The Skills Commission is calling for the government to provide joint funding to a central organisation and develop clear oversight of ‘women in engineering’ initiatives.

  • A-Levels and GCSE results show that more girls are taking STEM qualifications, and it is now crucial these girls are supported into STEM careers to fill gender gaps – particularly for engineering
  • Skills Commission report calls for gender imbalances to be addressed with cross-governmental task force to develop policy reforms based on data and campaign evaluation
  • Task force is recommended to develop early education/career interventions to break the cycle of cultural norms
  • Previous cross-sectoral efforts have not decidedly increased women representation in the engineering sector (women currently make up just 12% of the engineering profession)
  • The Skills Commission is calling for the government to provide joint funding to a central organisation to develop clear oversight of ‘women in engineering’ initiatives

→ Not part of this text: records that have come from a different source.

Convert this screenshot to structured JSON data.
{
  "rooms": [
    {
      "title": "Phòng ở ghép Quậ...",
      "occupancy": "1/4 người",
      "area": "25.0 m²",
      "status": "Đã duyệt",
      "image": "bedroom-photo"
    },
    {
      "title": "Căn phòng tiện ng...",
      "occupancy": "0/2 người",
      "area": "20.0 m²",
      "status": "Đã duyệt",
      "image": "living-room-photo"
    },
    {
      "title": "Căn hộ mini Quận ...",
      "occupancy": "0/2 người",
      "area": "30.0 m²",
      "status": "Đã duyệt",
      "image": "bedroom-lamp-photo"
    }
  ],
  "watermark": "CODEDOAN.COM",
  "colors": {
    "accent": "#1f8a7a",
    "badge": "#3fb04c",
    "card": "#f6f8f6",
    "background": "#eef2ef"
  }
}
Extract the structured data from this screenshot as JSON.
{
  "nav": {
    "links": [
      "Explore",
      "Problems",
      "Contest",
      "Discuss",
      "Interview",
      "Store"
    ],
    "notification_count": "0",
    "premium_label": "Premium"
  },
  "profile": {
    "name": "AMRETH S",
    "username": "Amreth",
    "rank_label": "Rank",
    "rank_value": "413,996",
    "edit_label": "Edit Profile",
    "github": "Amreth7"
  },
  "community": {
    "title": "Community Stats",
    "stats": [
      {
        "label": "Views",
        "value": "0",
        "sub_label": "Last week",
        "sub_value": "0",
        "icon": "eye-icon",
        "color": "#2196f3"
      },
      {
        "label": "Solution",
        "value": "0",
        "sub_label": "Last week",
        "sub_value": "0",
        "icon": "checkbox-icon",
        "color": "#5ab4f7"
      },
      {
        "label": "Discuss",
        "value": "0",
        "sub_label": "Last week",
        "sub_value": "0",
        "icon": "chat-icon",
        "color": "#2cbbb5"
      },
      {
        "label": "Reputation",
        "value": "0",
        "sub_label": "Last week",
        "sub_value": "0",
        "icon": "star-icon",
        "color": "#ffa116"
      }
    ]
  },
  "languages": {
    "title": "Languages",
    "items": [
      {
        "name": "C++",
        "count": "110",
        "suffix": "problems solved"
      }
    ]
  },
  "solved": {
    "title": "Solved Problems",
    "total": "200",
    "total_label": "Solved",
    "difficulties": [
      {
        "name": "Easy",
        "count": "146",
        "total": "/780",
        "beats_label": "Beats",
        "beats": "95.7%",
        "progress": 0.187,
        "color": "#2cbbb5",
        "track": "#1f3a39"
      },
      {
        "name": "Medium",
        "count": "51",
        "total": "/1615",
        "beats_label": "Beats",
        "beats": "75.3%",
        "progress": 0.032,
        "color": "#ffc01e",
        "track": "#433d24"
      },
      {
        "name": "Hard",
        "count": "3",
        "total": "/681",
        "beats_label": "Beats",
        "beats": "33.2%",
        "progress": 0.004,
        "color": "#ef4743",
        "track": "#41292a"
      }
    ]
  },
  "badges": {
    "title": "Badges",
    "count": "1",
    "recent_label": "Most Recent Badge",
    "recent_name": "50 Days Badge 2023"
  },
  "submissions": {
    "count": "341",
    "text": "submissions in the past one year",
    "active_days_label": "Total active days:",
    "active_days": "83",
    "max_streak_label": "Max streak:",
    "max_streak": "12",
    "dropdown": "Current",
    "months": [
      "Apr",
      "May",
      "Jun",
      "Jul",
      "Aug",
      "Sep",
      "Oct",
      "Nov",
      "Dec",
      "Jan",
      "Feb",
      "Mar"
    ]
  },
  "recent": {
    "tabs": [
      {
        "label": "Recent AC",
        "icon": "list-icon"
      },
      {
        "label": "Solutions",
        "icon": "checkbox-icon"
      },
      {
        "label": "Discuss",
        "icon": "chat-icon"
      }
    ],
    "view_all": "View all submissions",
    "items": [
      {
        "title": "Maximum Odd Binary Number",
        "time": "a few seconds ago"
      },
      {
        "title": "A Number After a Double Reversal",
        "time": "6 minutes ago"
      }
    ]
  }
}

    It argues that a central government hub is needed between BEIS, Department for Education and the Government Equalities Office to share learning, provide guidance for education practitioners, and importantly to ensure that government-funded initiatives are being properly evaluated to achieve maximum impact.

    The Commission’s report found that while there are many high quality campaigns to encourage women into STEM/engineering pathways, their overall impact has not decidedly improved representation. It found that interventions and campaigns aimed at the very earliest stages of the education/work cycle would interrupt such prejudices, for which monitoring, a central evaluation hub, and unconscious bias training will contribute to improving.

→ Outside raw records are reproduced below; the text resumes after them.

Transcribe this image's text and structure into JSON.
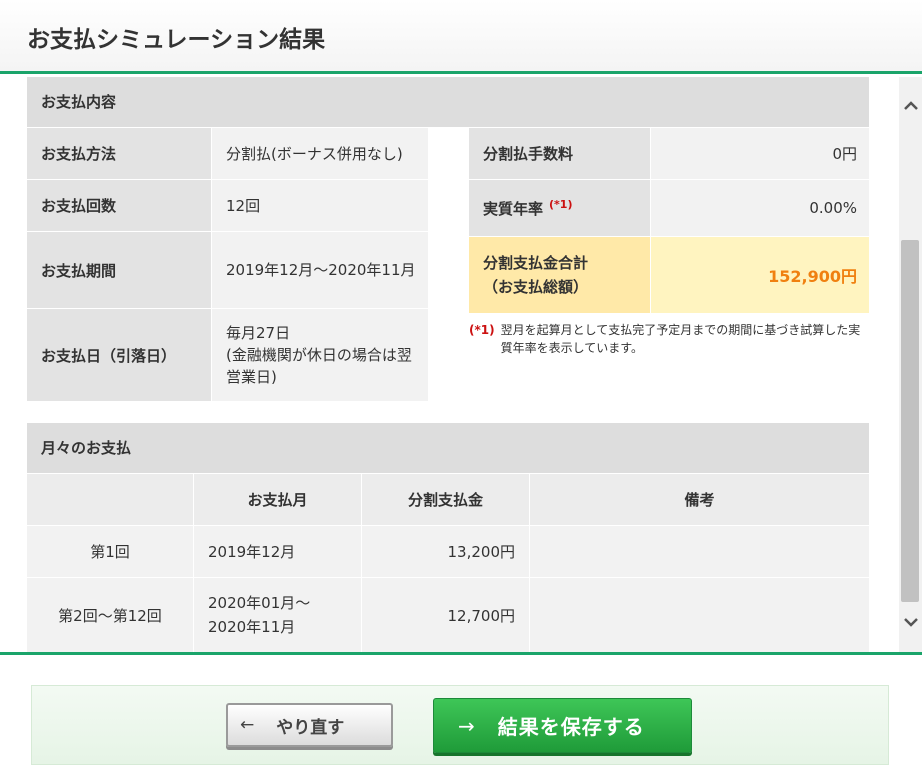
{
  "header": {
    "title": "お支払シミュレーション結果"
  },
  "payment_details": {
    "section_title": "お支払内容",
    "method": {
      "label": "お支払方法",
      "value": "分割払(ボーナス併用なし)"
    },
    "count": {
      "label": "お支払回数",
      "value": "12回"
    },
    "period": {
      "label": "お支払期間",
      "value": "2019年12月～2020年11月"
    },
    "date": {
      "label": "お支払日（引落日）",
      "value": "毎月27日\n(金融機関が休日の場合は翌営業日)"
    },
    "fee": {
      "label": "分割払手数料",
      "value": "0円"
    },
    "apr": {
      "label": "実質年率",
      "note_mark": "(*1)",
      "value": "0.00%"
    },
    "total": {
      "label": "分割支払金合計\n（お支払総額）",
      "value": "152,900円"
    },
    "footnote": {
      "mark": "(*1)",
      "text": "翌月を起算月として支払完了予定月までの期間に基づき試算した実質年率を表示しています。"
    }
  },
  "monthly": {
    "section_title": "月々のお支払",
    "headers": [
      "",
      "お支払月",
      "分割支払金",
      "備考"
    ],
    "rows": [
      {
        "label": "第1回",
        "month": "2019年12月",
        "amount": "13,200円",
        "note": ""
      },
      {
        "label": "第2回～第12回",
        "month": "2020年01月～\n2020年11月",
        "amount": "12,700円",
        "note": ""
      }
    ]
  },
  "buttons": {
    "redo": {
      "arrow": "←",
      "label": "やり直す"
    },
    "save": {
      "arrow": "→",
      "label": "結果を保存する"
    }
  },
  "colors": {
    "accent_green": "#1aa46a",
    "highlight": "#fff4c0",
    "total_orange": "#f08010",
    "note_red": "#cc1111"
  }
}
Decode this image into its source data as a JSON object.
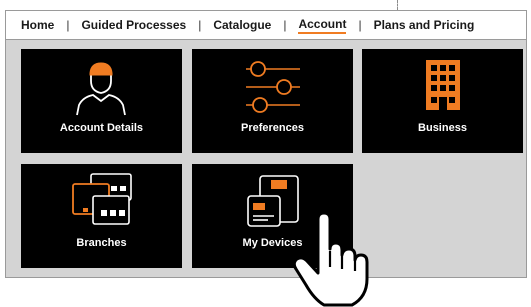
{
  "nav": {
    "items": [
      {
        "label": "Home",
        "active": false
      },
      {
        "label": "Guided Processes",
        "active": false
      },
      {
        "label": "Catalogue",
        "active": false
      },
      {
        "label": "Account",
        "active": true
      },
      {
        "label": "Plans and Pricing",
        "active": false
      }
    ],
    "separator": "|"
  },
  "tiles": [
    {
      "label": "Account Details",
      "icon": "user-icon"
    },
    {
      "label": "Preferences",
      "icon": "sliders-icon"
    },
    {
      "label": "Business",
      "icon": "building-icon"
    },
    {
      "label": "Branches",
      "icon": "branches-icon"
    },
    {
      "label": "My Devices",
      "icon": "devices-icon"
    }
  ],
  "colors": {
    "accent": "#f07c22",
    "tile_bg": "#000000",
    "panel_bg": "#d4d4d4"
  }
}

    “Attitudes and perceptions take time to change, making it the more important that the government take action now both to use the upcoming skills system reforms and to bring in additional measures to support more women into engineering.”

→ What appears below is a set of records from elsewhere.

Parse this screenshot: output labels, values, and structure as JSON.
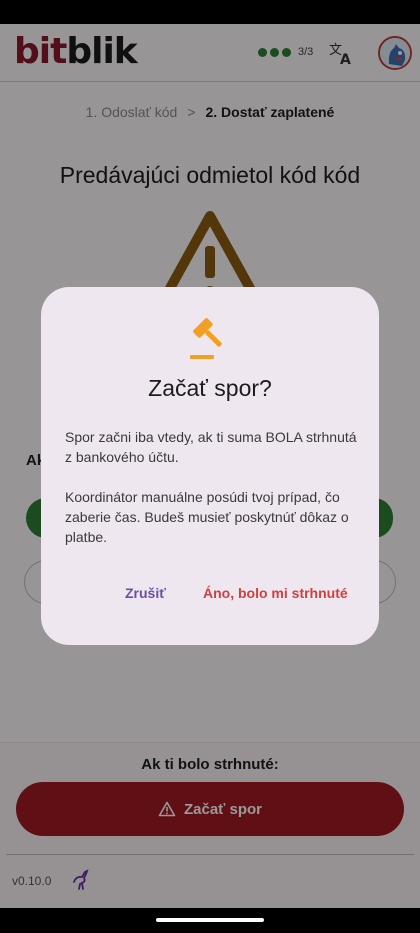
{
  "app": {
    "logo_bit": "bit",
    "logo_blik": "blik",
    "progress_text": "3/3",
    "colors": {
      "brand": "#8b1a2b",
      "accent_green": "#2e7d32",
      "danger": "#a01a23"
    }
  },
  "breadcrumb": {
    "step1": "1. Odoslať kód",
    "separator": ">",
    "step2": "2. Dostať zaplatené"
  },
  "page": {
    "title": "Predávajúci odmietol kód kód",
    "behind_label": "Ak"
  },
  "bottom": {
    "label": "Ak ti bolo strhnuté:",
    "dispute_button": "Začať spor",
    "version": "v0.10.0"
  },
  "dialog": {
    "title": "Začať spor?",
    "paragraph1": "Spor začni iba vtedy, ak ti suma BOLA strhnutá z bankového účtu.",
    "paragraph2": "Koordinátor manuálne posúdi tvoj prípad, čo zaberie čas. Budeš musieť poskytnúť dôkaz o platbe.",
    "cancel_label": "Zrušiť",
    "confirm_label": "Áno, bolo mi strhnuté"
  }
}
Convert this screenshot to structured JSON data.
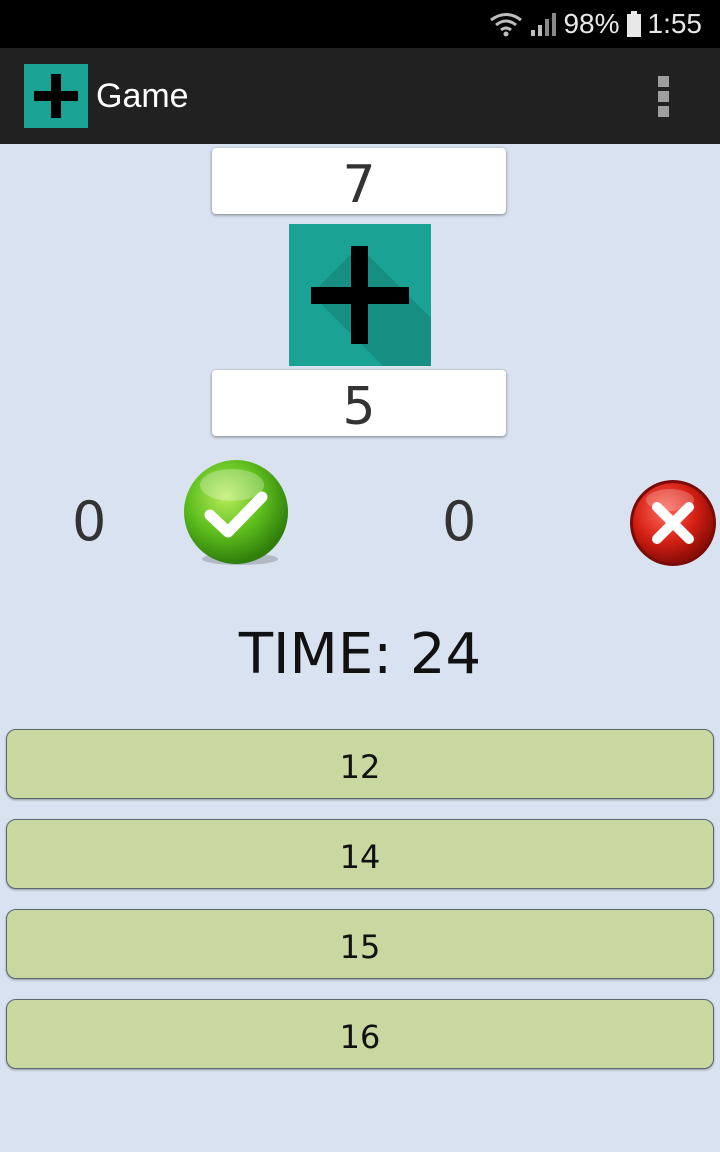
{
  "status_bar": {
    "battery_percent": "98%",
    "time": "1:55",
    "icons": [
      "wifi-icon",
      "signal-icon",
      "battery-icon"
    ]
  },
  "app_bar": {
    "title": "Game",
    "icon": "plus-icon",
    "menu_icon": "overflow-menu-icon",
    "bar_color": "#212121"
  },
  "problem": {
    "first_operand": "7",
    "operator_icon": "plus-icon",
    "second_operand": "5",
    "tile_color": "#1aa394"
  },
  "scores": {
    "correct_count": "0",
    "correct_icon": "checkmark-icon",
    "wrong_count": "0",
    "wrong_icon": "cross-icon"
  },
  "timer": {
    "label": "TIME:",
    "value": "24"
  },
  "answers": [
    {
      "label": "12"
    },
    {
      "label": "14"
    },
    {
      "label": "15"
    },
    {
      "label": "16"
    }
  ],
  "colors": {
    "background": "#d9e2f0",
    "answer_button": "#c8d8a0",
    "accent": "#1aa394"
  }
}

    Inquiry Co-Chairs Lucy Allan, Conservative MP for Telford; Preet Kaur Gill, Labour MP for Edgbaston; and Prof. Sandra McNally of University of Surrey and LSE.

    The report, launched today, says that cultural barriers were still difficult to overcome in the engineering career pathway, ultimately affecting women’s wages and cultural expectations.

    The findings suggest that, alongside action to intervene at early stages, there is an immediate need for firms to address the problem through equality, diversity and inclusion requirements in their supply chains. This could support women to continue in engineering after education.

    To read the full report, please download it from the Skills Commission website here.


    “The importance of ensuring effective inclusivity and eliminating gender bias in the sectors we represent is extremely important to us. We are committed to promoting this important sector for all, continuing to raise its profile on the national stage and reducing the under-representation of women in STEM areas as a whole. The number of female students we see on our Engineering courses increases year-on-year, proving that the tide is turning on this issue.”

    Mark Lumsdon-Taylor, Group Deputy Principal and CEO, Hadlow Group


    “Jisc as a technology organisation welcomes this call for a much more coherent approach to tackling the barriers to equality and diversity in STEM to ensure greater drive and impact of the various initiatives. We know there is more that needs to be done to remove gender bias in STEM careers and are committed to helping achieve this. For this reason, we have launched a partnership this year with STEM Ambassadors, to encourage young people to consider careers in these fields.”

    Alice Colban, Chief operating officer and deputy chief executive, Jisc